A New Zealand woman’s death has been linked to extreme Coca-Cola consumption, according to a coroner’s report, which urged the soft-drink giant to place warning labels on its caffeinated products.

Natasha Harris died suddenly of cardiac arrest three years ago. According to Harris’ family, the 31-year-old was addicted to Coca-Cola, drinking upwards of 10 litres a day and suffering withdrawal symptoms if she went without the carbonated drink.

According to New Zealand’s TVNZ, a coroner’s report released Tuesday connects Harris’ death with excessive Coke consumption.

Coroner David Crerar said her Coca-Cola intake had given rise to cardiac arrhythmia, a condition in which the heart beats too fast or too slow.

“It is more likely than not that the drinking of large quantities of Coke was a substantial factor that contributed to the development of the metabolic imbalances which gave rise to the arrhythmia,” wrote Crerar.

Harris suffered from a myriad of other health complications, including liver problems and tooth decay.
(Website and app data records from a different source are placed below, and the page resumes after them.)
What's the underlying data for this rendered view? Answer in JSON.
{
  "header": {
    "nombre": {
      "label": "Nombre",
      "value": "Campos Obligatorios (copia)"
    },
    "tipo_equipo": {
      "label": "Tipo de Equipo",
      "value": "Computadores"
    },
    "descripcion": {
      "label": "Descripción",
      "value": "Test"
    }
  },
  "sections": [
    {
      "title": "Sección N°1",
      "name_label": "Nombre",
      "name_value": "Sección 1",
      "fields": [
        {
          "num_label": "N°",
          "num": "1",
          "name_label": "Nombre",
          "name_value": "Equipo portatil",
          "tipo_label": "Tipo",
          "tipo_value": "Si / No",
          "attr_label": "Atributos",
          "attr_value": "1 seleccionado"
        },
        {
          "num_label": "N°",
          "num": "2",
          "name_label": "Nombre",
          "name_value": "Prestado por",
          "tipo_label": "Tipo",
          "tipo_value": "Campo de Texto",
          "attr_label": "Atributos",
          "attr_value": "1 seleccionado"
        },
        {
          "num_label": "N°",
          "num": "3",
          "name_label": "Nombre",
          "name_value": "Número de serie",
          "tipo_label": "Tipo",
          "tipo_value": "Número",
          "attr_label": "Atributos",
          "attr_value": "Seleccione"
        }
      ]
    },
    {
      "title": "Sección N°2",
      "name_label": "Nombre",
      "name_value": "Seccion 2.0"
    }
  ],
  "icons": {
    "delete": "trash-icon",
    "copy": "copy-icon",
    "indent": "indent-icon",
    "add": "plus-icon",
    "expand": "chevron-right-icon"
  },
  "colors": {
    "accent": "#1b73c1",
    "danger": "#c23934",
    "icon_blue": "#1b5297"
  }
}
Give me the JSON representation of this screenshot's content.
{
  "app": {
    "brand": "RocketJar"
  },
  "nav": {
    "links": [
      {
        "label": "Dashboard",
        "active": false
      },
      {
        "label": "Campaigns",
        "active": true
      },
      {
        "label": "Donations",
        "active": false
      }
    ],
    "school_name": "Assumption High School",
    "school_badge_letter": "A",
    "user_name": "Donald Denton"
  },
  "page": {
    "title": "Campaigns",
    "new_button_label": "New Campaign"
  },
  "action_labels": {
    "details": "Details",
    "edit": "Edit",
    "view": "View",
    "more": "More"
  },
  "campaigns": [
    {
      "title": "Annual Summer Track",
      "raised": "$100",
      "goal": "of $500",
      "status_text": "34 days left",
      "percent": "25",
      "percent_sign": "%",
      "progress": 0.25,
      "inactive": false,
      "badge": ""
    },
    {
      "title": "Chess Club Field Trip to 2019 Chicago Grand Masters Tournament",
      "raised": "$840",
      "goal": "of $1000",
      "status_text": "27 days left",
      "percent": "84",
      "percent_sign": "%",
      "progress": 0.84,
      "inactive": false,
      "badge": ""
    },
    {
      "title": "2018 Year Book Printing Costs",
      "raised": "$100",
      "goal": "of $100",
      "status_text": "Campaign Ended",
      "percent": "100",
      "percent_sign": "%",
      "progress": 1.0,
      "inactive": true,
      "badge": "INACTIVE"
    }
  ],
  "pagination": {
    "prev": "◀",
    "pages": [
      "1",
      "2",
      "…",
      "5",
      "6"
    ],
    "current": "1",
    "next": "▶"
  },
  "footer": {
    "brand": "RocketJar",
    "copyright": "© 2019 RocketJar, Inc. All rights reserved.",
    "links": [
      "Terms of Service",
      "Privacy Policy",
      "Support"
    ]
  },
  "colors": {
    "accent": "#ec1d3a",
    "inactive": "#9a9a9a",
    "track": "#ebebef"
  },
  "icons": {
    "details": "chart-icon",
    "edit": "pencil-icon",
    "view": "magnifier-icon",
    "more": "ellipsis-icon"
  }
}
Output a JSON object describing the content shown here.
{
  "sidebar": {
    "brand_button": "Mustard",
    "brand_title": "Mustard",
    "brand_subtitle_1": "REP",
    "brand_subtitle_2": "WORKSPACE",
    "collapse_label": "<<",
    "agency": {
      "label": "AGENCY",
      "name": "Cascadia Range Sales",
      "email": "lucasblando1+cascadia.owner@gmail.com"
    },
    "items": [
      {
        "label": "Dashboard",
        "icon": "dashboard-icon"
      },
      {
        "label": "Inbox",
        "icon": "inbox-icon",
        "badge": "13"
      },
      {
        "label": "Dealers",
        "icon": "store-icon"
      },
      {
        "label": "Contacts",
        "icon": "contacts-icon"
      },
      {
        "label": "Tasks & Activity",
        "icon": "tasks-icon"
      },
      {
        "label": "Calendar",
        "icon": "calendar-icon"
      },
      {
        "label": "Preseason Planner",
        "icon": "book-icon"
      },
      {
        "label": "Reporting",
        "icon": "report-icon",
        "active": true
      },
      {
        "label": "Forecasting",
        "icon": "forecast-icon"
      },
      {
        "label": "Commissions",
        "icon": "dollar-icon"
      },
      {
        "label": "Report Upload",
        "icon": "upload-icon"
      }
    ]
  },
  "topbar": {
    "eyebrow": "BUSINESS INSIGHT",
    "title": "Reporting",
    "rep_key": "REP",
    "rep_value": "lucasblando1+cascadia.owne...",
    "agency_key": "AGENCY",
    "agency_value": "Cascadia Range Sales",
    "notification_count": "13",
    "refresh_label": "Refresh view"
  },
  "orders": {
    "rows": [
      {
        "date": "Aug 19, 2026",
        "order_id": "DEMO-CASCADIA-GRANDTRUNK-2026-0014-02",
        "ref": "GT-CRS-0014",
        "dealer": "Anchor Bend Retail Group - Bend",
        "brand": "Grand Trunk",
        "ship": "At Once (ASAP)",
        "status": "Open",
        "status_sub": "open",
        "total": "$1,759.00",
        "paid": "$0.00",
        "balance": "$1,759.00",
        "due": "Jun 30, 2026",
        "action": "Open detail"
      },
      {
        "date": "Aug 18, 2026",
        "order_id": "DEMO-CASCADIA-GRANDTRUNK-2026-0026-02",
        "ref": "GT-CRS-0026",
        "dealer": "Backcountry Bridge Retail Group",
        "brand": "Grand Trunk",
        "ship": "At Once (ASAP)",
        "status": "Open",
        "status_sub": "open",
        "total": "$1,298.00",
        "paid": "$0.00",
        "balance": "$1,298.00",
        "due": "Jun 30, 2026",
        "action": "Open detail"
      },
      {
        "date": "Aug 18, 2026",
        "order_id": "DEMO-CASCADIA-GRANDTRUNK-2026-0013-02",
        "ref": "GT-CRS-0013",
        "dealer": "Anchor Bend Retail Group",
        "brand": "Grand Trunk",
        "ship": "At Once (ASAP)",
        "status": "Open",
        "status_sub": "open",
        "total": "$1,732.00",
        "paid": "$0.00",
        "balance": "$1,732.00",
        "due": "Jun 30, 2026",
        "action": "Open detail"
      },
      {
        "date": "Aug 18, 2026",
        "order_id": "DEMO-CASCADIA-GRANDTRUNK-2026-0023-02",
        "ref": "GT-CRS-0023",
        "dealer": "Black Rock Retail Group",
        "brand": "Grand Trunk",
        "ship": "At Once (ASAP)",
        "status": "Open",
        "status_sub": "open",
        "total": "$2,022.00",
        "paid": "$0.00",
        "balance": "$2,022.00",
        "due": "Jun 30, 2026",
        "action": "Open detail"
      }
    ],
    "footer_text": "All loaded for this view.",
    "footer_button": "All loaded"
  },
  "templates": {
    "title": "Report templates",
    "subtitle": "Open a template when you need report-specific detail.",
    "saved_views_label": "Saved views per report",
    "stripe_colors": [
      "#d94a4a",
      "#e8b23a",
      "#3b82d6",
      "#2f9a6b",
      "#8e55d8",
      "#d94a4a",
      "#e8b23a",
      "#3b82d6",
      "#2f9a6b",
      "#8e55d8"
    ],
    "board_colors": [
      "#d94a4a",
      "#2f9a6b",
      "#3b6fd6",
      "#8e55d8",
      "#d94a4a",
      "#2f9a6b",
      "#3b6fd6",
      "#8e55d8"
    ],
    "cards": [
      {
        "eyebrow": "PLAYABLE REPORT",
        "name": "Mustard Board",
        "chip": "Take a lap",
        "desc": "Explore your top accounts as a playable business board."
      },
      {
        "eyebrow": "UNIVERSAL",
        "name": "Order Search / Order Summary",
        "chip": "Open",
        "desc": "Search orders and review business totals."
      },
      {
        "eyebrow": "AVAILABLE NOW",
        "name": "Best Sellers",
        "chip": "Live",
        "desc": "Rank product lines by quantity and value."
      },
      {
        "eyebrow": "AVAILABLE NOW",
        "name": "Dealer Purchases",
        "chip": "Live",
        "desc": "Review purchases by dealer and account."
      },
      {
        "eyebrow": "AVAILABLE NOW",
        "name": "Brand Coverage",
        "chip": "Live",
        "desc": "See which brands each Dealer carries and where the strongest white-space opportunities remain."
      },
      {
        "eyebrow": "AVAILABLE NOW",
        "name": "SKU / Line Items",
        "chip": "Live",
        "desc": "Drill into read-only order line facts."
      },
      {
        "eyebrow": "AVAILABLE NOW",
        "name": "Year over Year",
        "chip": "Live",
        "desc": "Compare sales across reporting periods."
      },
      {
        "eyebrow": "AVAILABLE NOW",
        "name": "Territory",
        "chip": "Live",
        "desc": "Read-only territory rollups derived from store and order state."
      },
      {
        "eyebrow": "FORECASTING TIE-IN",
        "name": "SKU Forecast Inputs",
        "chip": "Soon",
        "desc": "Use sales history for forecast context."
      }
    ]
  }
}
The coroner’s report also points out that at least one of Harris’ eight children were born without enamel on their teeth, which should have been treated as a warning, according to TVNZ.

In the wake of Harris’s death, Crerar has suggested that food-safety warnings on carbonated drinks may be insufficient in protecting consumers.

Coca-Cola responded to the report, saying they were “disappointed” in the coroner’s findings.

“We are disappointed that the coroner has chosen to focus on the combination of Ms. Harris’ excessive consumption of Coca-Cola together with other health and lifestyle factors as the probable cause of death,” reads the statement sent to TVNZ. “This is contrary to the evidence that showed the experts could not agree on the most likely cause.”

The company released an earlier statement on Harris’s death during a 2012 inquiry, suggesting the gross consumption of any food product, including water, over a short period of time can be “dramatically symptomatic.”

Health Canada recommends a maximum caffeine intake of 400 mg per day. The agency doesn’t give a specific guideline for sugar intake, but points to the Institute of Medicine recommendation that no more than 25 per cent of total daily calorie intake come from added sugars. 

Crerar calculated that drinking 10 litres of Coke per day would amount to 970mg of caffeine and more than 1kg of sugar daily.